==== TASK INPUT
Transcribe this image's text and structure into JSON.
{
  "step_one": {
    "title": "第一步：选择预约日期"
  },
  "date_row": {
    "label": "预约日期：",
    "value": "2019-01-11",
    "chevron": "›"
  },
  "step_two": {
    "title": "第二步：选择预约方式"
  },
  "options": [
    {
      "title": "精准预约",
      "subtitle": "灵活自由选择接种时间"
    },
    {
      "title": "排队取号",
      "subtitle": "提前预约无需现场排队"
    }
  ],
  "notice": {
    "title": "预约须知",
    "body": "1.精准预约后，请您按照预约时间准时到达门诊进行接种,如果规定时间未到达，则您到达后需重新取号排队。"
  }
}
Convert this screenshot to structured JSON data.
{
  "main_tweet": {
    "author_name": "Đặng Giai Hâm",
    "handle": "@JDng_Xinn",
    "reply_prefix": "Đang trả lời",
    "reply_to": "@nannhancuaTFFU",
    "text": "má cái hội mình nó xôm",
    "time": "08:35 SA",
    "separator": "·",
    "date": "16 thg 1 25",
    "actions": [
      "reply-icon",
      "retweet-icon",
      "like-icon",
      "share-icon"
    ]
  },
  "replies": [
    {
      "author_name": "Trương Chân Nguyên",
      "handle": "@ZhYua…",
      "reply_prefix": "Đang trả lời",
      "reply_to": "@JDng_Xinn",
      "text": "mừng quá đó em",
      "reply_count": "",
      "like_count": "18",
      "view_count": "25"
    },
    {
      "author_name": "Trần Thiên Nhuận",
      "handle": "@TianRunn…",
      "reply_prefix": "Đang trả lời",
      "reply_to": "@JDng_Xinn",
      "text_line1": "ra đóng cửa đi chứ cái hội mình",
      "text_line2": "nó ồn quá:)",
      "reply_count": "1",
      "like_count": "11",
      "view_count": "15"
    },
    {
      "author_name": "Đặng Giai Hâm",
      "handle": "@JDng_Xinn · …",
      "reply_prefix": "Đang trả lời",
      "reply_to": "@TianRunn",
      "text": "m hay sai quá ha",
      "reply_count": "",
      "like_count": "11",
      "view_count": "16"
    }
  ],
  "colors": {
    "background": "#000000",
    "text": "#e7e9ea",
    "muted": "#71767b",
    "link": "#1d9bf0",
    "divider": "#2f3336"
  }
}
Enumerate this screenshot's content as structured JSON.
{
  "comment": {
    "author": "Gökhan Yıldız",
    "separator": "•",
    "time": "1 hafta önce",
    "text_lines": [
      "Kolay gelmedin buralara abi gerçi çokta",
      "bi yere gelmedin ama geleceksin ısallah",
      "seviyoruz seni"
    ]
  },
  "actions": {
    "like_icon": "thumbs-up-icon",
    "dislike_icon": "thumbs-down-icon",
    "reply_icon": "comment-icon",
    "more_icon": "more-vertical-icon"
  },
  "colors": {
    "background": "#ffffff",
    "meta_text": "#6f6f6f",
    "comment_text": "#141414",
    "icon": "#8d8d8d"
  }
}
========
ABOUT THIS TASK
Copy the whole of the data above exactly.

EXERCISE OUTPUT
Transcribe this image's text and structure into JSON.
{
  "step_one": {
    "title": "第一步：选择预约日期"
  },
  "date_row": {
    "label": "预约日期：",
    "value": "2019-01-11",
    "chevron": "›"
  },
  "step_two": {
    "title": "第二步：选择预约方式"
  },
  "options": [
    {
      "title": "精准预约",
      "subtitle": "灵活自由选择接种时间"
    },
    {
      "title": "排队取号",
      "subtitle": "提前预约无需现场排队"
    }
  ],
  "notice": {
    "title": "预约须知",
    "body": "1.精准预约后，请您按照预约时间准时到达门诊进行接种,如果规定时间未到达，则您到达后需重新取号排队。"
  }
}
Convert this screenshot to structured JSON data.
{
  "main_tweet": {
    "author_name": "Đặng Giai Hâm",
    "handle": "@JDng_Xinn",
    "reply_prefix": "Đang trả lời",
    "reply_to": "@nannhancuaTFFU",
    "text": "má cái hội mình nó xôm",
    "time": "08:35 SA",
    "separator": "·",
    "date": "16 thg 1 25",
    "actions": [
      "reply-icon",
      "retweet-icon",
      "like-icon",
      "share-icon"
    ]
  },
  "replies": [
    {
      "author_name": "Trương Chân Nguyên",
      "handle": "@ZhYua…",
      "reply_prefix": "Đang trả lời",
      "reply_to": "@JDng_Xinn",
      "text": "mừng quá đó em",
      "reply_count": "",
      "like_count": "18",
      "view_count": "25"
    },
    {
      "author_name": "Trần Thiên Nhuận",
      "handle": "@TianRunn…",
      "reply_prefix": "Đang trả lời",
      "reply_to": "@JDng_Xinn",
      "text_line1": "ra đóng cửa đi chứ cái hội mình",
      "text_line2": "nó ồn quá:)",
      "reply_count": "1",
      "like_count": "11",
      "view_count": "15"
    },
    {
      "author_name": "Đặng Giai Hâm",
      "handle": "@JDng_Xinn · …",
      "reply_prefix": "Đang trả lời",
      "reply_to": "@TianRunn",
      "text": "m hay sai quá ha",
      "reply_count": "",
      "like_count": "11",
      "view_count": "16"
    }
  ],
  "colors": {
    "background": "#000000",
    "text": "#e7e9ea",
    "muted": "#71767b",
    "link": "#1d9bf0",
    "divider": "#2f3336"
  }
}
Enumerate this screenshot's content as structured JSON.
{
  "comment": {
    "author": "Gökhan Yıldız",
    "separator": "•",
    "time": "1 hafta önce",
    "text_lines": [
      "Kolay gelmedin buralara abi gerçi çokta",
      "bi yere gelmedin ama geleceksin ısallah",
      "seviyoruz seni"
    ]
  },
  "actions": {
    "like_icon": "thumbs-up-icon",
    "dislike_icon": "thumbs-down-icon",
    "reply_icon": "comment-icon",
    "more_icon": "more-vertical-icon"
  },
  "colors": {
    "background": "#ffffff",
    "meta_text": "#6f6f6f",
    "comment_text": "#141414",
    "icon": "#8d8d8d"
  }
}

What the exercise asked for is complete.